* STORED DATA
=-=-=

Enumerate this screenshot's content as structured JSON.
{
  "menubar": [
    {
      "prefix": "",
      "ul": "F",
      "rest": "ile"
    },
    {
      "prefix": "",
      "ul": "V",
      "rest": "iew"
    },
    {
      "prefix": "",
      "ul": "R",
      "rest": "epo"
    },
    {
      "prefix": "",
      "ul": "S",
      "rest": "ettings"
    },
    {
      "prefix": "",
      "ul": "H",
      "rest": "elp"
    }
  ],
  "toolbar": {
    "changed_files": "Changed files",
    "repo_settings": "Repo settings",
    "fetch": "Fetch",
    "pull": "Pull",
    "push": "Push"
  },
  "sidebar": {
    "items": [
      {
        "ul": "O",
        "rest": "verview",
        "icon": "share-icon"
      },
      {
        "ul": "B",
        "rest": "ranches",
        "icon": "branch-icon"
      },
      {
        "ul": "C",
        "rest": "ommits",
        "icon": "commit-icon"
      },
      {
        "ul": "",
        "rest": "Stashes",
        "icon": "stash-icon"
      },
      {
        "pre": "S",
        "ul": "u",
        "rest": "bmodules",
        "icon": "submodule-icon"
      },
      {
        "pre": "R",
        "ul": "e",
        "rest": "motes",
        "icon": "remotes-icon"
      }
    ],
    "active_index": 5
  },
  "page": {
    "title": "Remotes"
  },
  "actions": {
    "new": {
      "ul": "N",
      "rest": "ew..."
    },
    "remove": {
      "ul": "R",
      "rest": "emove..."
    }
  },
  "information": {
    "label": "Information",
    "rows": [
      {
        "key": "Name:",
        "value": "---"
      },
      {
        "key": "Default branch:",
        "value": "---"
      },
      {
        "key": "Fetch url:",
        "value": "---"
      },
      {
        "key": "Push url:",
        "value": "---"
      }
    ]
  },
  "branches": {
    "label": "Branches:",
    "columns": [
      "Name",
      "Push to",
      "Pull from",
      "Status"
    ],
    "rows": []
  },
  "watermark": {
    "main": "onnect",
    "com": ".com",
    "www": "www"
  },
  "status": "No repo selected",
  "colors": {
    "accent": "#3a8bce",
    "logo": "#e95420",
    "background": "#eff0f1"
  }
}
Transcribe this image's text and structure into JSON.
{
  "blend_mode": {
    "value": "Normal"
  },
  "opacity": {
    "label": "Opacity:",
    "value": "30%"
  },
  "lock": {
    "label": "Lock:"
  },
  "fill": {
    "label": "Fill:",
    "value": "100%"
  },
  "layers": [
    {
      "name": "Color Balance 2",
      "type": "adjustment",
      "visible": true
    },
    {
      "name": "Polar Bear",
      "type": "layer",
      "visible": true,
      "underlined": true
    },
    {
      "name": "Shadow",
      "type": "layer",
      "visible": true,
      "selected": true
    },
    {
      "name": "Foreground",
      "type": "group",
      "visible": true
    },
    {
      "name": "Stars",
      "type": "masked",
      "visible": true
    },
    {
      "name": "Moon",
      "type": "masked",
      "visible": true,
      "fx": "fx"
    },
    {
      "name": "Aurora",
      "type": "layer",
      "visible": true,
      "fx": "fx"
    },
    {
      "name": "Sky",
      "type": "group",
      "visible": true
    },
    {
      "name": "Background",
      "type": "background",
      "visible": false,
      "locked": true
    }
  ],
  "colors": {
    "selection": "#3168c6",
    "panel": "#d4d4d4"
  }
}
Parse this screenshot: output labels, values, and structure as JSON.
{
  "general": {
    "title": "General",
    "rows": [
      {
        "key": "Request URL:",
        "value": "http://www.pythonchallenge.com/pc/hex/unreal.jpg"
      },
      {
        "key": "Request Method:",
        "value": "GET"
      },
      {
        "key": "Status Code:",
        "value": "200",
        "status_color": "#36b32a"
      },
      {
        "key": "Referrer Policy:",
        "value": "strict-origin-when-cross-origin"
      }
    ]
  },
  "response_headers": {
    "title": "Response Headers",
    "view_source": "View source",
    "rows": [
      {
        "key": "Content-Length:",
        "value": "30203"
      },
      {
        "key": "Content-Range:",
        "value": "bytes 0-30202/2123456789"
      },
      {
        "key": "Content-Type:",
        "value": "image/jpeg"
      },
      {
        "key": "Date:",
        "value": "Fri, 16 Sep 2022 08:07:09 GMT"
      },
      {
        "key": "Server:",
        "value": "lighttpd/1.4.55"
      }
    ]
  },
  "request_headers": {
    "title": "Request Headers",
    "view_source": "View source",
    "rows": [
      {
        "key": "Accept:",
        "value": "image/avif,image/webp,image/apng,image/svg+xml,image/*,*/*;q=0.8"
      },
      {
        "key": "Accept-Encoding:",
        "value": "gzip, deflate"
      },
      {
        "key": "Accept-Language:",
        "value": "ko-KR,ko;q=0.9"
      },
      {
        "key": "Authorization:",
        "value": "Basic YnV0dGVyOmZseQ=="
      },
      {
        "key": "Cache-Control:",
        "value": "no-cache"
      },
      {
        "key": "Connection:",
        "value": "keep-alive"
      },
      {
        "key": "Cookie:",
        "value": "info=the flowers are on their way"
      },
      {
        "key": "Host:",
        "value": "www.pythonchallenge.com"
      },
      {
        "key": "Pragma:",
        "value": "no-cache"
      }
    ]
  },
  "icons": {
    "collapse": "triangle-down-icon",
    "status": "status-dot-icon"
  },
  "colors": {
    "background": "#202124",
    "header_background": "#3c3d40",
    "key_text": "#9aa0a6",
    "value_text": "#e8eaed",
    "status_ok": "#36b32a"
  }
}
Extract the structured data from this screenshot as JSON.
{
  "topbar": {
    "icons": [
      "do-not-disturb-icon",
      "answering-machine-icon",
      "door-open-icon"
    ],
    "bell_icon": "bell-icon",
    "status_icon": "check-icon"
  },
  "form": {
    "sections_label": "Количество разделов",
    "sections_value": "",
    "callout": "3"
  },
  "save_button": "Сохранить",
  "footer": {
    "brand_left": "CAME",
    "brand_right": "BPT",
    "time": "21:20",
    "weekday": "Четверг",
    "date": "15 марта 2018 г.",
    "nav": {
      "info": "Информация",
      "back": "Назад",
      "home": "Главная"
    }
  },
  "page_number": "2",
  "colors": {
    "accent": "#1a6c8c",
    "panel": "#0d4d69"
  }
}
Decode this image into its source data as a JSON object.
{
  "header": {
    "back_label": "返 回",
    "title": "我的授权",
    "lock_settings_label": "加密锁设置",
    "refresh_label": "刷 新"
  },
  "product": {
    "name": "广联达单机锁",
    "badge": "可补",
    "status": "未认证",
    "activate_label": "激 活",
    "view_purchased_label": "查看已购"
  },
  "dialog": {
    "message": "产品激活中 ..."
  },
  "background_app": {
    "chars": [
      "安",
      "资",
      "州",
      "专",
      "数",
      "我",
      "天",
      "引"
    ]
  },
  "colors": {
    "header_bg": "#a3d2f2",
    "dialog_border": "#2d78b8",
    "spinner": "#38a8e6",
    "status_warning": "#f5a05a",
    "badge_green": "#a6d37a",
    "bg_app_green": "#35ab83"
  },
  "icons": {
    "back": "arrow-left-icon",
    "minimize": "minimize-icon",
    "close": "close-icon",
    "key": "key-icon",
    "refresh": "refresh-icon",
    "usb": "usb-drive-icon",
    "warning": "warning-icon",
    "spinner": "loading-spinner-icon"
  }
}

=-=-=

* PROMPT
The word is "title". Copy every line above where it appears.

* EXERCISE SOLUTION
    "title": "Remotes"
    "title": "General",
    "title": "Response Headers",
    "title": "Request Headers",
    "title": "我的授权",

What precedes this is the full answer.